It will be timed writing practices from here on out because I will not be known for writing a memoir. Timed Writing Practice is the answer. Writing Down the Bones by Natalie Goldberg is a great source for breaking out as a writer.
There are two kinds of writers, those that met Norman Mailer and those that never met Norman Mailer. I met Norman Mailer in 1991 at Elliot Bay Book Store in Seattle, Washington. He signed his book, Harlot’s Ghost, for me.
A thought has occurred to me. If goals are important then figuring out what you are aiming at might be a good early step. If one was to aim to win a short story contest then the writing would be of a certain effort and caliber. If one is wanting a much bigger prize, like the Nobel or Pulitzer prize, then a different level of skill and commitment would be in order. I have always recoiled against Genre writing maybe because I only want a big prize for my efforts. Not only learning to write well, but studying the masters of Literature as a life’s goal seems to be in order.

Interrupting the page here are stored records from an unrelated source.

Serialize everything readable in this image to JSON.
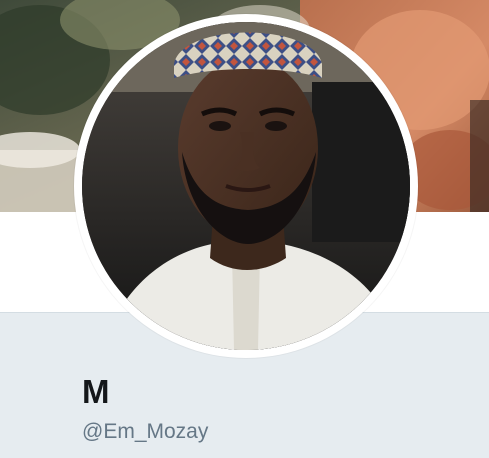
{
  "profile": {
    "display_name": "M",
    "handle": "@Em_Mozay"
  },
  "colors": {
    "panel_background": "#e6ecf0",
    "name_text": "#14171a",
    "handle_text": "#657786",
    "avatar_ring": "#ffffff"
  },
  "icons": {
    "banner": "header-photo",
    "avatar": "profile-photo"
  }
}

I was born in a college town, Lafayette, Indiana where Purdue University is; I was raised living next to one of the Great Lakes, Lake Michigan, in both Glenview and Waukegan, Illinois; I lived in Europe in West Germany before the Berlin Wall came down; I now live on an island surrounded by salt water, Camano Island in Washington State. Starts and stops are easier to remember than the mundane existence of daily life.

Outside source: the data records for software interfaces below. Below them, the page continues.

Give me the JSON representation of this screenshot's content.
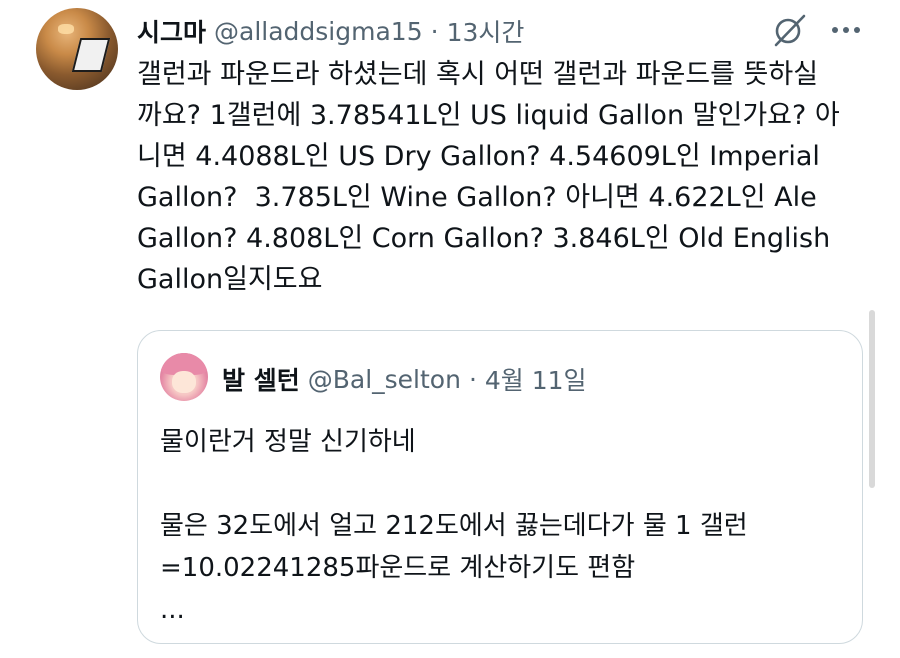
{
  "tweet": {
    "display_name": "시그마",
    "handle": "@alladdsigma15",
    "separator": "·",
    "time": "13시간",
    "text": "갤런과 파운드라 하셨는데 혹시 어떤 갤런과 파운드를 뜻하실\n까요? 1갤런에 3.78541L인 US liquid Gallon 말인가요? 아\n니면 4.4088L인 US Dry Gallon? 4.54609L인 Imperial\nGallon?  3.785L인 Wine Gallon? 아니면 4.622L인 Ale\nGallon? 4.808L인 Corn Gallon? 3.846L인 Old English\nGallon일지도요",
    "icons": {
      "avatar": "avatar",
      "grok": "grok-icon",
      "more": "more-icon"
    }
  },
  "quote": {
    "display_name": "발 셀턴",
    "handle": "@Bal_selton",
    "separator": "·",
    "time": "4월 11일",
    "text": "물이란거 정말 신기하네\n\n물은 32도에서 얼고 212도에서 끓는데다가 물 1 갤런\n=10.02241285파운드로 계산하기도 편함\n..."
  },
  "colors": {
    "text_primary": "#0f1419",
    "text_secondary": "#536471",
    "border": "#cfd9de"
  }
}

Before you can conquer a beast, you must first make it beautiful. If the ad nauseam of manic-depressive illness could be acutely and accurately summed up into words, these would be it; I was used to my mind being my best friend; of carrying on endless conversations within my head; of having a built-in source […]

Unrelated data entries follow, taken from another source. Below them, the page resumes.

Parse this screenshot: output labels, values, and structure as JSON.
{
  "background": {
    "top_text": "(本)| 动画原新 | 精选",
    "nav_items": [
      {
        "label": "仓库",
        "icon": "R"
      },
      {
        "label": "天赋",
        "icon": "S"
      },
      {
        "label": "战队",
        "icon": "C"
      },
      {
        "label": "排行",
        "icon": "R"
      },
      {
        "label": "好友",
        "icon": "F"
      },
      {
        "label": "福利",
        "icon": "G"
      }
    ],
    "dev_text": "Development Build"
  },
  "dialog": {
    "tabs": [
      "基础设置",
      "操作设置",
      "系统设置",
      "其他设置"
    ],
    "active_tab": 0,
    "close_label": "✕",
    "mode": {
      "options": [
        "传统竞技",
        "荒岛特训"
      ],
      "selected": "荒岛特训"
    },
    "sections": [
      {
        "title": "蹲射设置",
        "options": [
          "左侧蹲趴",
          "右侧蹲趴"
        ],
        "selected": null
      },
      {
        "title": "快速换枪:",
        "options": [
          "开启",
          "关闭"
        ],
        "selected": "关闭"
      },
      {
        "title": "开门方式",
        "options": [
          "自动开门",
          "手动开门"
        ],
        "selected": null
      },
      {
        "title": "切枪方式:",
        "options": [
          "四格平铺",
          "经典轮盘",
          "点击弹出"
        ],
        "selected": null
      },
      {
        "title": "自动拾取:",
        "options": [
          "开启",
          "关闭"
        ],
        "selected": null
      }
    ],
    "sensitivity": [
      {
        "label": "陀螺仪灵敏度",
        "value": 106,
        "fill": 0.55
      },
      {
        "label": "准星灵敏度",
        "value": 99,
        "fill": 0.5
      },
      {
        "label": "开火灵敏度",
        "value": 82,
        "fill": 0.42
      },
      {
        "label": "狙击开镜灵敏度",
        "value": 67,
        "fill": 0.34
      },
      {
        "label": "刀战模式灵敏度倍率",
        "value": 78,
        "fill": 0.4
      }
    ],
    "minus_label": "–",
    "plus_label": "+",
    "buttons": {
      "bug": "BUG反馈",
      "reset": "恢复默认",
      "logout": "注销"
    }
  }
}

I have owned about 45 flight simulators. Flight Sims seem to be my favorite program to run on a computer. I have watched aircraft flying around for most of my life. I even read several books by Gordon Baxter about flying. I have looked into flight lessons many times, but one time I actually went flying. There used to be an ad on the back cover of flying magazines for learning to fly with Cessna so I called them and was told they no longer had this service, but recommended a private airfield that did, the Colonel James Jabara airport in Wichita, Kansas. I called, made an appointment, and showed up after work two days later. I was as nervous as a cat. A very young guy was to be my flight instructor and we walked out to a seven-colored Cessna 150. He started doing the walk around inspection and so did I. He asked me what I did in the United States Air Force and I told him Crew Chief of F-16’s, he told me to finish the walk around. He taxied the aircraft, took off and almost immediately gave me control of the yoke. I flew around, without any help, for almost an hour before he took control of the plane and landed it. He then explained that he had never allowed that much flight time during a first flight and said that I was a natural. I went back to flying flight sims with the knowledge that I had the goods to be a pilot.